In the realm of personal finance and mortgages, various types of loan options are available to suit different needs and financial goals. One such option is an interest-only loan. This article aims to provide you with a clear understanding of what is a interest only loan entails, its benefits and drawbacks, and how it compares to other types of loans.
1. What is a Interest Only Loan?
What is a interest only loan is a type of mortgage or loan where the borrower is only required to pay the interest portion for a specified period, typically ranging from five to ten years. During this period, the borrower’s monthly payments solely cover the accrued interest, without reducing the principal loan balance.
2. How Does an Loan Work?
In a loan, the borrower has the option to pay only the interest for a specific duration. This initial period is followed by a transition to regular payments that include both principal and interest. The interest period provides borrowers with flexibility in managing their finances during the early years of homeownership or investment.
3. Advantages of Loans
Flexibility in Repayment
Interest loans offer borrowers greater flexibility in their monthly budgets by providing lower initial payments during the interest period. This can be beneficial for individuals with fluctuating income or those who anticipate increased earnings in the future.
Lower Initial Payments
Due to the absence of principal repayment during the interest period, borrowers can enjoy lower monthly payments compared to traditional mortgage loans.

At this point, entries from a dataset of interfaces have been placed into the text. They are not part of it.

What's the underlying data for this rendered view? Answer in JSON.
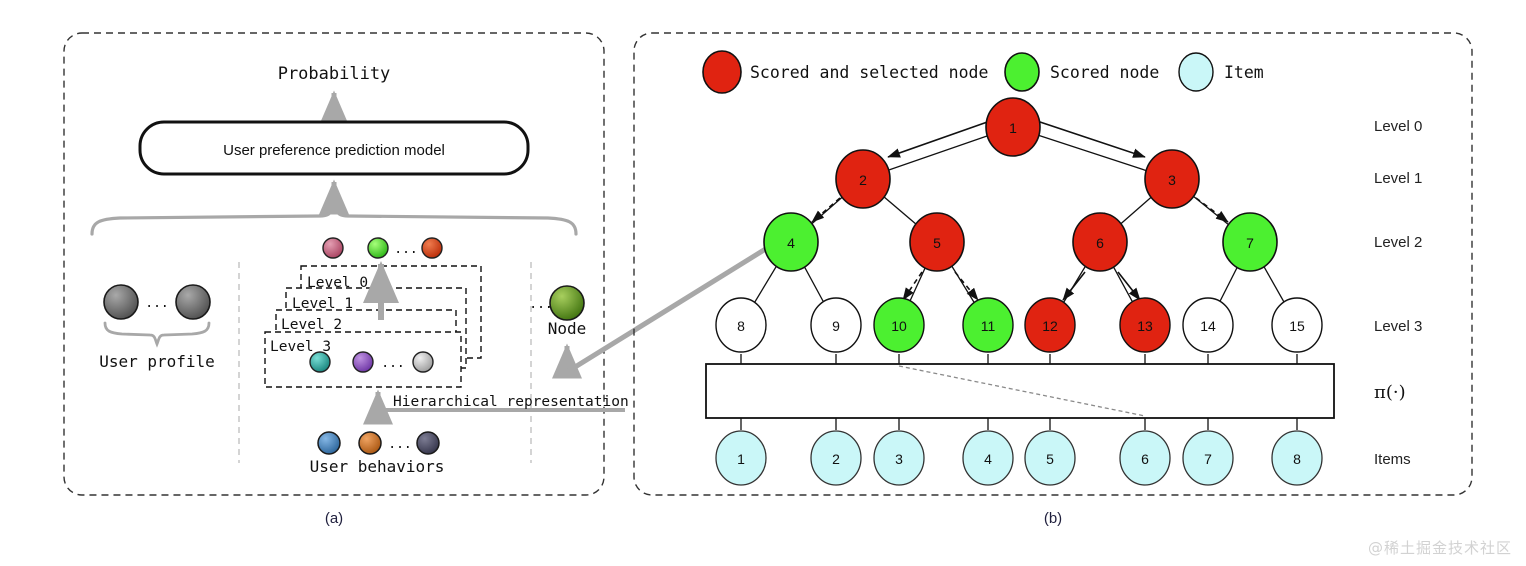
{
  "figure": {
    "panel_a_caption": "(a)",
    "panel_b_caption": "(b)",
    "watermark": "@稀土掘金技术社区"
  },
  "panel_a": {
    "probability_label": "Probability",
    "model_box_label": "User preference prediction model",
    "user_profile_label": "User profile",
    "user_behaviors_label": "User behaviors",
    "hierarchical_label": "Hierarchical representation",
    "node_label": "Node",
    "ellipsis": "...",
    "level_boxes": [
      {
        "label": "Level 0"
      },
      {
        "label": "Level 1"
      },
      {
        "label": "Level 2"
      },
      {
        "label": "Level 3"
      }
    ],
    "embedding_row_top": [
      {
        "color": "#c2657f"
      },
      {
        "color": "#44d62c"
      },
      {
        "color": "#d33a14"
      }
    ],
    "level3_row": [
      {
        "color": "#2aa8a0"
      },
      {
        "color": "#8b4ec4"
      },
      {
        "color": "#b9b9b9"
      }
    ],
    "user_profile_spheres": [
      {
        "color": "#6e6e6e"
      },
      {
        "color": "#6e6e6e"
      }
    ],
    "user_behavior_spheres": [
      {
        "color": "#4a86c8"
      },
      {
        "color": "#d2762a"
      },
      {
        "color": "#4a4a63"
      }
    ],
    "node_sphere": {
      "color": "#63a12b"
    }
  },
  "panel_b": {
    "legend": [
      {
        "label": "Scored and selected node",
        "color": "#e02311",
        "state": "selected"
      },
      {
        "label": "Scored node",
        "color": "#4cf030",
        "state": "scored"
      },
      {
        "label": "Item",
        "color": "#caf7f8",
        "state": "item"
      }
    ],
    "level_labels": [
      "Level 0",
      "Level 1",
      "Level 2",
      "Level 3"
    ],
    "policy_label": "π(·)",
    "items_label": "Items",
    "tree_nodes": [
      {
        "id": "1",
        "level": 0,
        "state": "selected"
      },
      {
        "id": "2",
        "level": 1,
        "state": "selected"
      },
      {
        "id": "3",
        "level": 1,
        "state": "selected"
      },
      {
        "id": "4",
        "level": 2,
        "state": "scored"
      },
      {
        "id": "5",
        "level": 2,
        "state": "selected"
      },
      {
        "id": "6",
        "level": 2,
        "state": "selected"
      },
      {
        "id": "7",
        "level": 2,
        "state": "scored"
      },
      {
        "id": "8",
        "level": 3,
        "state": "plain"
      },
      {
        "id": "9",
        "level": 3,
        "state": "plain"
      },
      {
        "id": "10",
        "level": 3,
        "state": "scored"
      },
      {
        "id": "11",
        "level": 3,
        "state": "scored"
      },
      {
        "id": "12",
        "level": 3,
        "state": "selected"
      },
      {
        "id": "13",
        "level": 3,
        "state": "selected"
      },
      {
        "id": "14",
        "level": 3,
        "state": "plain"
      },
      {
        "id": "15",
        "level": 3,
        "state": "plain"
      }
    ],
    "items": [
      {
        "id": "1"
      },
      {
        "id": "2"
      },
      {
        "id": "3"
      },
      {
        "id": "4"
      },
      {
        "id": "5"
      },
      {
        "id": "6"
      },
      {
        "id": "7"
      },
      {
        "id": "8"
      }
    ]
  },
  "colors": {
    "selected": "#e02311",
    "scored": "#4cf030",
    "item": "#caf7f8",
    "plain": "#ffffff",
    "outline": "#1a1a1a",
    "gray_arrow": "#a8a8a8",
    "panel_border": "#333333"
  }
}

This can be particularly advantageous for first-time homebuyers or real estate investors looking to allocate their funds elsewhere.
Potential Tax Benefits
In some cases, borrowers may be eligible for tax benefits on the interest paid during the interest-only period. Consultation with a tax professional is recommended to understand the specific tax implications based on your individual circumstances.
4. Drawbacks of Loans
Higher Overall Interest Payments
While loans offer lower initial payments, they may result in higher overall interest costs over the life of the loan. Since the principal balance remains unchanged during the interest period, borrowers pay interest on the full loan amount for a longer duration.
Potential Negative Amortization
In certain situations, loans carry the risk of negative amortization. This occurs when the interest payments do not cover the full interest charges, leading to unpaid interest being added to the loan balance. As a result, the loan balance may increase over time instead of decreasing.
Risk of Property Depreciation
If property values decline during the interest period, borrowers may find themselves owing more on the loan than the property’s current market value. This situation, known as negative equity, can pose challenges if the borrower needs to sell the property or refinance.
5. What is a interest only loan Right for You?
Determining whether a loan is suitable for you depends on your financial goals, risk tolerance, and long-term plans for the property. It is essential to carefully evaluate your financial situation and consult with mortgage professionals to make an informed decision.
6. Key Differences: Interest vs. Traditional Mortgage Loans
Interest loans differ from traditional mortgage loans in several ways. Traditional mortgages require both principal and interest payments from the beginning, leading to higher monthly payments but a faster reduction in the loan balance. Interest-only loans, on the other hand, provide lower initial payments but result in slower equity growth.
7. How to Qualify for a Loan
Qualifying for a loan typically requires meeting specific criteria set by lenders. These criteria may include a strong credit score, a sufficient down payment, a stable income, and a good debt-to-income ratio. Lenders may also evaluate the property’s value and your financial reserves.
8. Tips for Managing a Loan
To effectively manage an interest loan, consider the following tips:
Monitor Property Value
Keep an eye on the property’s value to ensure it remains stable or increases over time. This reduces the risk of negative equity and provides more options for refinancing or selling the property if needed.
Consider Repayment Options
Explore different repayment strategies during the interest period. You may choose to make occasional principal payments or invest the saved funds into other assets to maximize your financial growth. Read more…
Plan for Future Payments
Prepare for the transition to regular payments after the interest period ends. Understand the potential increase in monthly payments and ensure your budget can accommodate the change.
9. Frequently Asked Questions (FAQs)
FAQ 1: What are the eligibility criteria for obtaining a loan?
To qualify for an interest loan, lenders typically consider factors such as credit score, down payment, income stability, debt-to-income ratio, and property value.
FAQ 2: Can I refinance my loan?
Yes, it is possible to refinance a loan. Refinancing allows you to adjust the loan terms, potentially securing a lower interest rate or transitioning to a different loan structure.
FAQ 3: Are interest loans only available for residential properties?
Interest loans are available for both residential and commercial properties, depending on the lender’s offerings and eligibility criteria.
What is a interest only loan provides borrowers with flexibility and lower initial payments, allowing them to manage their finances more effectively. However, they also come with certain risks, including higher overall interest costs and the potential for negative amortization. Before opting for a loan, carefully assess your financial situation and consult with professionals to ensure it aligns with your long-term goals and risk tolerance.